Armchair travelers will have a field day with a new photography exhibit on display at Del Mar’s Herbert B. Turner Gallery at Southfair.
The exhibit features 64 photographs by San Diego photographer Michael Orenich, focusing on images from Mongolia, Cuba and Morocco. Also included are shots from Greece, Italy, Spain and France.
The photos went on display this month, and the exhibit will continue through March 4. A “grand reception,” open to the public and billed as black-tie optional, will be held from 4 to 8 p.m. on Saturday, Jan. 28. The gallery is located at 2010 Jimmy Durante Blvd.

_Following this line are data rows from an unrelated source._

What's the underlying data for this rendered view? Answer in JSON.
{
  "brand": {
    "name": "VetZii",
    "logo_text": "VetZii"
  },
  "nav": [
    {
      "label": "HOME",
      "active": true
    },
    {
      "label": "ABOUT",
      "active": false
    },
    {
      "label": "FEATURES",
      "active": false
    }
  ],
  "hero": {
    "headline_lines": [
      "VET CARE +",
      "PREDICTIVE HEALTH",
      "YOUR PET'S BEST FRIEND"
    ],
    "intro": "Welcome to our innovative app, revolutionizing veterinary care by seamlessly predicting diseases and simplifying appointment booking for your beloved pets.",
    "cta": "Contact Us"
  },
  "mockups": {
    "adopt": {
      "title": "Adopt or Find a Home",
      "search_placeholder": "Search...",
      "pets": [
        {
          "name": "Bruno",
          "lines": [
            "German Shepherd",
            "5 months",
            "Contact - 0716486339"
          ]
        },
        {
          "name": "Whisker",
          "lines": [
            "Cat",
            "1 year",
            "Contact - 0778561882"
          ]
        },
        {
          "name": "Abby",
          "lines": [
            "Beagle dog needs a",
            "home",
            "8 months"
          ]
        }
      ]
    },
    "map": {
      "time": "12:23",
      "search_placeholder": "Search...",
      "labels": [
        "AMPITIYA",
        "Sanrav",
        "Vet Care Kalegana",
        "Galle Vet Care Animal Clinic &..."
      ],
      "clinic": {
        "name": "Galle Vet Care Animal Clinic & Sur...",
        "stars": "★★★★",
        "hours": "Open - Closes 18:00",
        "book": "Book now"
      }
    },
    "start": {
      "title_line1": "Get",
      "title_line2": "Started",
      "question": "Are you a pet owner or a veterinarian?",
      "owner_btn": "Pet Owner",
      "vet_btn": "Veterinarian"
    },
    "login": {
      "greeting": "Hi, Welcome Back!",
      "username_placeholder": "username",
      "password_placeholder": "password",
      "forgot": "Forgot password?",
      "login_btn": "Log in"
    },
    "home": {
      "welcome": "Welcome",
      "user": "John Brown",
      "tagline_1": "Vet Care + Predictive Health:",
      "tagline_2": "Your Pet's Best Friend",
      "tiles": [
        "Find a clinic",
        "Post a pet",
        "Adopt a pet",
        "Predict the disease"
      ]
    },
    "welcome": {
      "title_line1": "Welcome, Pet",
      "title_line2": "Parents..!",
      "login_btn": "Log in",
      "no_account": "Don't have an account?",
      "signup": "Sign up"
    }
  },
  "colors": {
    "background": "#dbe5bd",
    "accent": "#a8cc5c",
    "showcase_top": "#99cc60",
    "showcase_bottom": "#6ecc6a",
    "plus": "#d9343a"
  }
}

One unique aspect of the gallery is that the artworks, in this case Orenich’s photos, are housed in glass-fronted display cases in the complex’s inner courtyard. That means the gallery is essentially open at all hours of the day and night, as the viewing area is outdoors and not enclosed in the building.
The complex, which houses a number of businesses, including a fitness center, was designed by the gallery’s namesake, architect Herbert B. Turner, who during his career designed some 50 homes and commercial buildings in Del Mar. The complex and gallery are now owned by Rachel Turner Thomas, the architect’s daughter.
“Herb’s wishes were to always use this space for local artists to display their work,” said Bob Coletti, who, along with Orenich, has been coordinating exhibits at the gallery for the past year.
In 2016, the gallery hosted a series of themed exhibits, on such topics as equine and surf art, with each show featuring the works of multiple artists. This year, the gallery will host solo shows, the first of which features Orenich’s photography.
“It requires a large body of work,” said Orenich of the solo exhibit.
For this exhibit, Orenich chose works primarily from the countries of Mongolia, Cuba and Morocco.
He considers himself to be a “narrative photographer,” meaning, “I’m trying to communicate elements of the culture.”
Orenich traveled to remote areas of Mongolia in 2013, getting around by jeep with a driver, translator and a British photojournalist.
The group flew into the Mongolian capital, Ulaanbaatar, then embarked on a 300-mile journey, partly over roads and partly across country, Orenich said. Their destination was an Eagle Festival, where participants showed off their skills working with trained eagles in hunting and horsemanship. The festival also included such competitions as archery, camel racing and flogging, in which female riders whip their male counterparts, while both partners are on horseback, Orenich said.
The striking scenes show the hunters with their raptors, and also the gorgeous backdrop of snow-streaked mountains, as well as the round tents, called gers or yurts, where the nomadic herders of Mongolia reside.
Orenich’s Morocco scenes show village life, as well as classic desert scenes of rolling sand dunes. In order to find pristine landscape unmarked by footprints or jeep tracks, he engaged a guide to take him into Algeria, in a conflict zone, he said, which required a trip first by Land Rover, then by camel.
He spent two days photographing the dunes, and the results of his labors are hanging in the Turner Gallery’s display cases.
Visitors can arrange to purchase any of the photographs by contacting the artist directly via email which is posted at the gallery.
Orenich said his prints sell for between $350 and $900 apiece, and include custom frames and museum glass.
Orenich first took up photography in the U.S. military in the 1960s, and continued to snap photos as a hobby during his career in the semi-conductor industry. Upon his retirement 13 years ago, he said, he began devoting all of his time to photography.
In addition to his own photo expeditions around the globe, Orenich teaches photography. An upcoming class will be offered at a Michael’s crafts store, he said.
For more information about the Turner Gallery and its exhibits, visit www.hbtgallery.com.